* [What you will do]: This exercise calls for all the entries that follow to be set down exactly, without their images.

(Data items)
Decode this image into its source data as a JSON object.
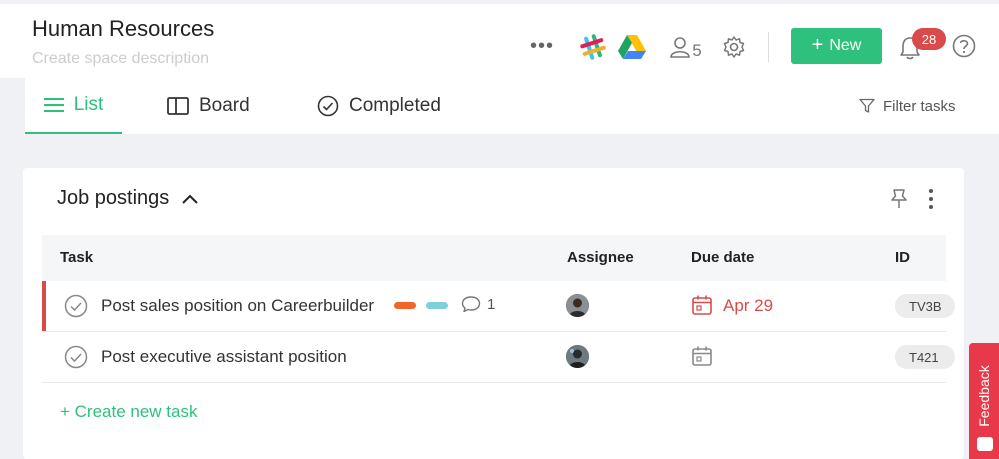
{
  "header": {
    "title": "Human Resources",
    "description_placeholder": "Create space description",
    "members_count": "5",
    "new_button_label": "New",
    "notification_count": "28",
    "icons": [
      "more-icon",
      "slack-icon",
      "google-drive-icon",
      "members-icon",
      "gear-icon",
      "bell-icon",
      "help-icon"
    ]
  },
  "tabs": {
    "list": "List",
    "board": "Board",
    "completed": "Completed",
    "filter": "Filter tasks"
  },
  "section": {
    "title": "Job postings",
    "columns": {
      "task": "Task",
      "assignee": "Assignee",
      "due_date": "Due date",
      "id": "ID"
    },
    "tasks": [
      {
        "name": "Post sales position on Careerbuilder",
        "tags": [
          "#f0662a",
          "#7fd0dc"
        ],
        "comments": "1",
        "due": "Apr 29",
        "id": "TV3B",
        "overdue": true
      },
      {
        "name": "Post executive assistant position",
        "tags": [],
        "comments": "",
        "due": "",
        "id": "T421",
        "overdue": false
      }
    ],
    "create_label": "+ Create new task"
  },
  "feedback": {
    "label": "Feedback"
  },
  "colors": {
    "accent": "#2ec07d",
    "danger": "#d94b4b",
    "feedback": "#e8394a"
  }
}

* [Answer box]:
Decode this image into its source data as a JSON object.
{
  "header": {
    "title": "Human Resources",
    "description_placeholder": "Create space description",
    "members_count": "5",
    "new_button_label": "New",
    "notification_count": "28",
    "icons": [
      "more-icon",
      "slack-icon",
      "google-drive-icon",
      "members-icon",
      "gear-icon",
      "bell-icon",
      "help-icon"
    ]
  },
  "tabs": {
    "list": "List",
    "board": "Board",
    "completed": "Completed",
    "filter": "Filter tasks"
  },
  "section": {
    "title": "Job postings",
    "columns": {
      "task": "Task",
      "assignee": "Assignee",
      "due_date": "Due date",
      "id": "ID"
    },
    "tasks": [
      {
        "name": "Post sales position on Careerbuilder",
        "tags": [
          "#f0662a",
          "#7fd0dc"
        ],
        "comments": "1",
        "due": "Apr 29",
        "id": "TV3B",
        "overdue": true
      },
      {
        "name": "Post executive assistant position",
        "tags": [],
        "comments": "",
        "due": "",
        "id": "T421",
        "overdue": false
      }
    ],
    "create_label": "+ Create new task"
  },
  "feedback": {
    "label": "Feedback"
  },
  "colors": {
    "accent": "#2ec07d",
    "danger": "#d94b4b",
    "feedback": "#e8394a"
  }
}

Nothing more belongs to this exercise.